And finally, if some new members persist, there are two more subtle approaches. One is the elevation of some exalted member from the past; if you profess not to know much about them, it is clear that you do not really “belong”. For really persistent people, the best weapon is to tell them that they are expected to carry out some task (making tea, fetching milk and other supplies, providing transport, staffing a bar at social functions; the last a “request” I received), and when they state that this may not be possible, to imply that they are therefore not really committed and are demonstrating “disloyalty”.
That concludes my preliminary thoughts on how to discourage participation and involvement. Over the last 40 years or so, I have encountered all of these features, and have often indeed become discouraged. Maybe this diatribe has raised the odd smile, as might even these weak attempts at satire. However, there could be someone reading this whose lip is curling at the naivety of these propositions. Good lord, these are merely the most minor attempts at discouragement, written by someone who is clearly a novice in the noble art of discouragement. And, in any case, surely the purpose of discouragement is to ensure that survivors are battle-heartened, pilgrims for whom there is no discouragement, even if they are rather few in number….. Well, I would be impressed to see these musings superseded by a masterful exposition of the true art of discouragement, and would concede, in the face of this, that I have led a sheltered existence.

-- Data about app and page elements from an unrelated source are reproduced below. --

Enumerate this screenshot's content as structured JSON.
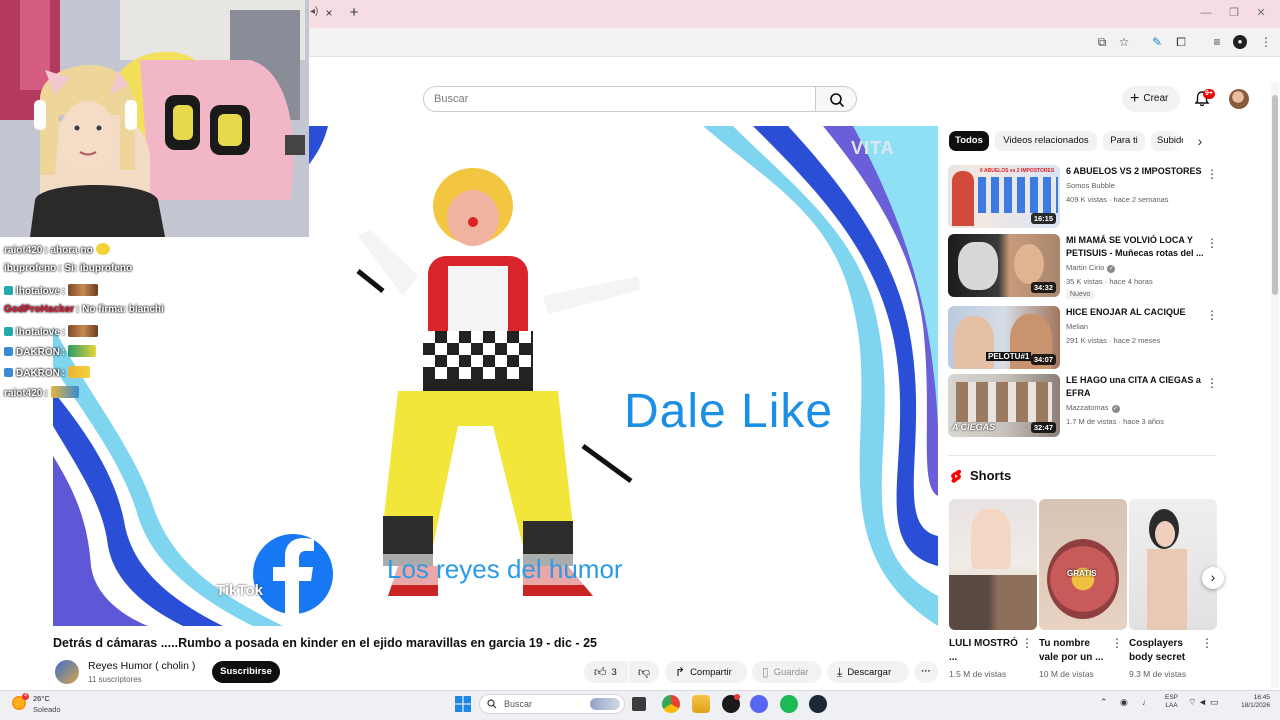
{
  "browser": {
    "tab_close": "×",
    "tab_new": "+",
    "window_controls": [
      "—",
      "❐",
      "✕"
    ],
    "toolbar_icons": [
      "install-icon",
      "star-icon",
      "extension-icon",
      "puzzle-icon",
      "media-icon",
      "profile-icon",
      "kebab-icon"
    ]
  },
  "youtube_header": {
    "search_placeholder": "Buscar",
    "create_label": "Crear",
    "notification_badge": "9+"
  },
  "chat": [
    {
      "user": "raiot420",
      "message": ": ahora no",
      "user_color": "#ffffff",
      "has_emote": true
    },
    {
      "user": "ibuprofeno",
      "message": ": Si: ibuprofeno",
      "user_color": "#ffffff",
      "has_emote": false
    },
    {
      "user": "lhotalove",
      "message": ":",
      "user_color": "#ffffff",
      "has_emote": true
    },
    {
      "user": "GodProHacker",
      "message": ": No firma: bianchi",
      "user_color": "#e21b3c",
      "has_emote": false
    },
    {
      "user": "lhotalove",
      "message": ":",
      "user_color": "#ffffff",
      "has_emote": true
    },
    {
      "user": "DAKRON",
      "message": ":",
      "user_color": "#ffffff",
      "has_emote": true
    },
    {
      "user": "DAKRON",
      "message": ":",
      "user_color": "#ffffff",
      "has_emote": true
    },
    {
      "user": "raiot420",
      "message": ":",
      "user_color": "#ffffff",
      "has_emote": true
    }
  ],
  "video": {
    "overlay_text_main": "Dale Like",
    "overlay_text_sub": "Los reyes del humor",
    "watermark": "VITA",
    "tiktok_text": "TikTok",
    "title": "Detrás d cámaras .....Rumbo a posada en kinder en el ejido maravillas en garcia 19 - dic - 25",
    "channel_name": "Reyes Humor ( cholin )",
    "channel_subs": "11 suscriptores",
    "subscribe_label": "Suscribirse",
    "like_count": "3",
    "share_label": "Compartir",
    "save_label": "Guardar",
    "download_label": "Descargar",
    "more_label": "···"
  },
  "chips": [
    "Todos",
    "Videos relacionados",
    "Para ti",
    "Subidos"
  ],
  "recommendations": [
    {
      "title": "6 ABUELOS VS 2 IMPOSTORES",
      "channel": "Somos Bubble",
      "verified": false,
      "meta": "409 K vistas · hace 2 semanas",
      "duration": "16:15",
      "badge": "",
      "thumb_text": "6 ABUELOS vs 2 IMPOSTORES"
    },
    {
      "title": "MI MAMÁ SE VOLVIÓ LOCA Y PETISUIS - Muñecas rotas del ...",
      "channel": "Martin Cirio",
      "verified": true,
      "meta": "35 K vistas · hace 4 horas",
      "duration": "34:32",
      "badge": "Nuevo",
      "thumb_text": ""
    },
    {
      "title": "HICE ENOJAR AL CACIQUE",
      "channel": "Melian",
      "verified": false,
      "meta": "291 K vistas · hace 2 meses",
      "duration": "34:07",
      "badge": "",
      "thumb_text": "PELOTU#1"
    },
    {
      "title": "LE HAGO una CITA A CIEGAS a EFRA",
      "channel": "Mazzatomas",
      "verified": true,
      "meta": "1.7 M de vistas · hace 3 años",
      "duration": "32:47",
      "badge": "",
      "thumb_text": "A CIEGAS"
    }
  ],
  "shorts": {
    "heading": "Shorts",
    "items": [
      {
        "title": "LULI MOSTRÓ ...",
        "views": "1.5 M de vistas",
        "thumb_text": ""
      },
      {
        "title": "Tu nombre vale por un ...",
        "views": "10 M de vistas",
        "thumb_text": "GRATIS"
      },
      {
        "title": "Cosplayers body secret",
        "views": "9.3 M de vistas",
        "thumb_text": ""
      }
    ]
  },
  "taskbar": {
    "temperature": "26°C",
    "weather": "Soleado",
    "search_label": "Buscar",
    "lang_top": "ESP",
    "lang_bottom": "LAA",
    "time": "16:45",
    "date": "18/1/2026"
  }
}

I would, however, be much more impressed by a strategy which would acknowledge how discouraged recruits can be, and could see that organisations that are worthy of survival (not all, voluntary or otherwise are, and many should fade away) can be renewed, so that their worthier purposes can continue to be fulfilled. I do not have any answers here, but perhaps to consider discouragement and its possible reversals might make a start. The other is to cease to stereotype people who might become involved; indeed, despite what I have written, if many more of the over-60s could be encouraged, that would be good. Unless the under-55s can be addressed, however, many organisations will not survive, and that has to involve the over-60s standing aside (if necessary) rather than standing in the way, and for encouragement, encouragement and encouragement to be the watchwords.

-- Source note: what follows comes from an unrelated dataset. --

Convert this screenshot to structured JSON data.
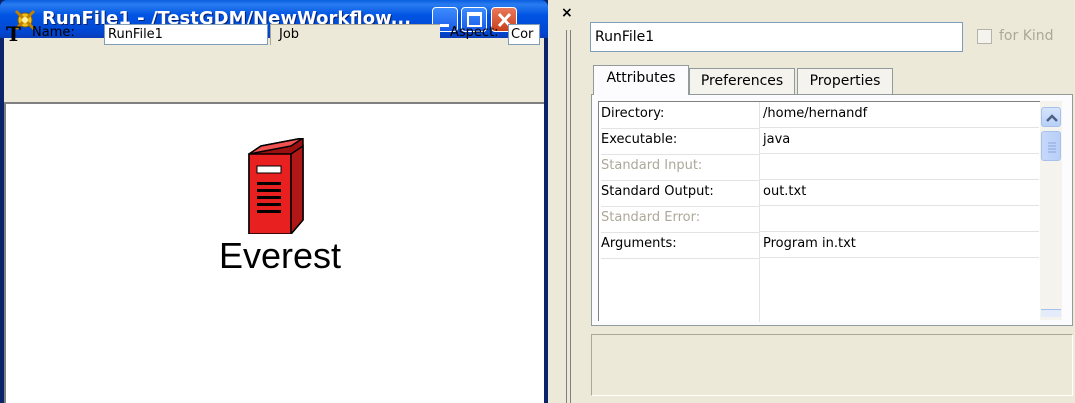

In my most portentous moments, I feel that my generation could now make a major contribution by helping to ease a transition to those whose futures are longer than sadly, are mine and most of those I know. We might be better remembered if that was the case.